Now running about half an hour behind, I gave in and made my way to the Maine Turnpike, called Brian, apologized for my bad planning, and took the highway the rest of the way to Portsmouth. I lucked out and got a parking space in the public lot I identified before our trip. Brian hadn’t been so lucky, but we met up at one of the shops in Portsmouth’s revitalized historic downtown. Wandering around Market Street, Pleasant Street, and Bow Street we found a sign for the Portsmouth Museum of Fine Arts. Never knew Portsmouth had a museum of fine arts, I said. Turns out, at least officially, they didn’t, not until Saturday. Missed it by that much. To prove we had been there, Brian took photos of the sign announcing the grand opening on June 27, which made the woman working at the front desk nervous. No doubt the sight of a couple of mismatched middle-aged guys set off some kind of homeland security alarm (Brian can be very threatening in his straw fedora, after all).
Shortly after trying to visit the museum that wasn’t (yet), we figured it was time for lunch. There were several choices, of which I noticed the Portsmouth Brewing Company, Me & Ollie’s, and a couple of cafés before we came to Muddy River Smokehouse BBQ on Congress Street. Brian ordered an appetizer of fried pickles and I countered with fowl balls (read about them here). While I’m not what you would call a true BBQ cognoscenti I really enjoy slow-smoked brisket and BBQ sausages, so that’s what I went with (mini restaurant review follows) as a two-item platter. The brisket had good smokiness and was tender, though I might have liked to have the brisket plain and sauced it myself – that way I could assess the smoke and the sauce separately, but oh well. The sausages – I couldn’t be 100% sure whether they were two different kinds – were likewise well-smoked but not overdone. The accompaniments were typical – cole slaw with celery seed that tasted freshly made, baked beans (a little sweet for my taste), and moist (but not heavy) cornbread.

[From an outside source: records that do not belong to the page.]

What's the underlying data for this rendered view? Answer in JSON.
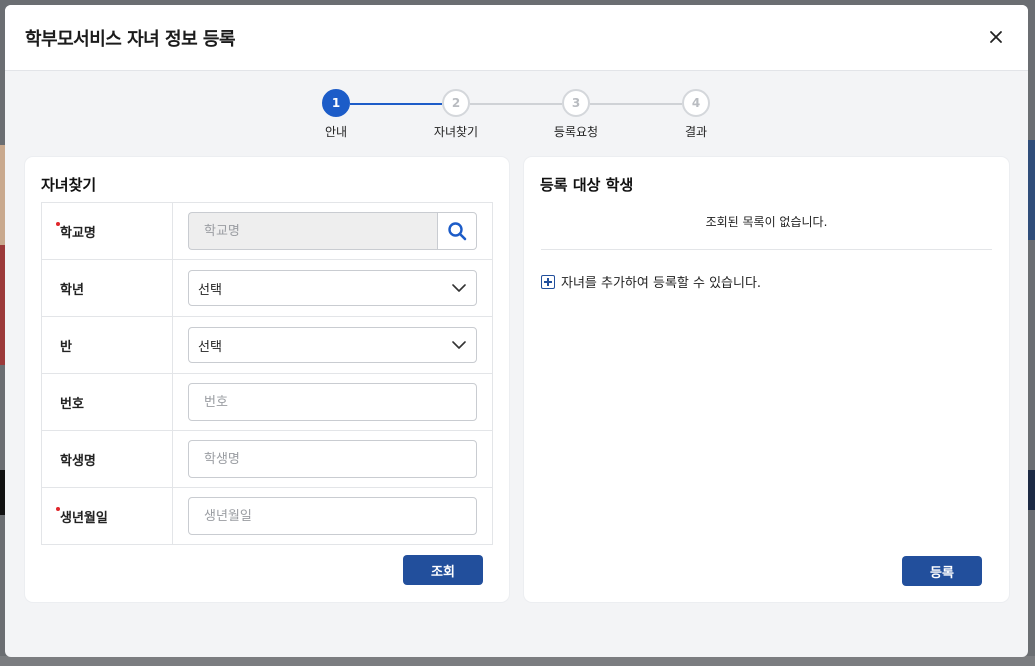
{
  "modal": {
    "title": "학부모서비스 자녀 정보 등록",
    "close_icon": "close-icon"
  },
  "stepper": {
    "steps": [
      {
        "number": "1",
        "label": "안내",
        "active": true
      },
      {
        "number": "2",
        "label": "자녀찾기",
        "active": false
      },
      {
        "number": "3",
        "label": "등록요청",
        "active": false
      },
      {
        "number": "4",
        "label": "결과",
        "active": false
      }
    ]
  },
  "search_panel": {
    "title": "자녀찾기",
    "fields": {
      "school": {
        "label": "학교명",
        "placeholder": "학교명",
        "required": true
      },
      "grade": {
        "label": "학년",
        "value": "선택"
      },
      "class": {
        "label": "반",
        "value": "선택"
      },
      "number": {
        "label": "번호",
        "placeholder": "번호"
      },
      "student_name": {
        "label": "학생명",
        "placeholder": "학생명"
      },
      "birthdate": {
        "label": "생년월일",
        "placeholder": "생년월일",
        "required": true
      }
    },
    "search_button": "조회"
  },
  "result_panel": {
    "title": "등록 대상 학생",
    "empty_message": "조회된 목록이 없습니다.",
    "add_hint": "자녀를 추가하여 등록할 수 있습니다.",
    "register_button": "등록"
  },
  "colors": {
    "accent": "#1c5cc8",
    "button": "#224f9c",
    "required": "#e0262b"
  }
}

Duly fortified, Brian and I left the Muddy River Smokehouse and happened upon the John Paul Jones House. It looked promising, and was, though not for the reasons you might think. Jones only boarded at the house while waiting for the ships Ranger and America at the nearby Portsmouth Naval Shipyard. The house, preserved by the Portsmouth Historical Society and supposedly the only building associated with John Paul Jones still in existence, hosts exhibits of 18th- and 19th-century samplers and an extensive record of the negotiation of the Treaty of Portsmouth.
The treaty exhibit has timelines, documents, and artifacts, even a short silent newsreel, all relating to the meeting of Russian, Japanese, and American diplomats in Portsmouth in August 1905 to end the Russo-Japanese War. This is an event I knew little about, and had no idea such an exhibit would be tucked away in something called the “John Paul Jones House.” But so it was, and I learned a lot more than I ever thought there was to know about the Treaty of Portsmouth, the Russo-Japanese War, and the extensively documented diplomatic efforts. Actually, the exhibit is even more about the details of the negotiations than the resulting treaty. I just wish I had taken a picture of, or taken more information about a graphic that showed the different tracks and movements of the negotiations.

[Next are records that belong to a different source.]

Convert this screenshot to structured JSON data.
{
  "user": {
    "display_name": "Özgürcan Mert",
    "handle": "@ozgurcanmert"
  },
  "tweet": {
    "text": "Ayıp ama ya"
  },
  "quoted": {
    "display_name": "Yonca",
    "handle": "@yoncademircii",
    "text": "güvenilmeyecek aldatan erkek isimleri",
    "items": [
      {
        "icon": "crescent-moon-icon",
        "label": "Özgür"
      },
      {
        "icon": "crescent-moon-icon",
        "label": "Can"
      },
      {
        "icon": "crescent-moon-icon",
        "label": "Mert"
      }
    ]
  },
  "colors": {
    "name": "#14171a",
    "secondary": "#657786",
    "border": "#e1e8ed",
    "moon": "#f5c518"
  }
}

After wandering around a little more we decided we had probed the extent, though not all, of the shops and restaurants in the center of Portsmouth’s historic downtown, we found a little refreshment at The Works. Each having other places we needed to be I took the Route 1 Memorial Bridge back across the Piscataqua River to Kittery and the way home.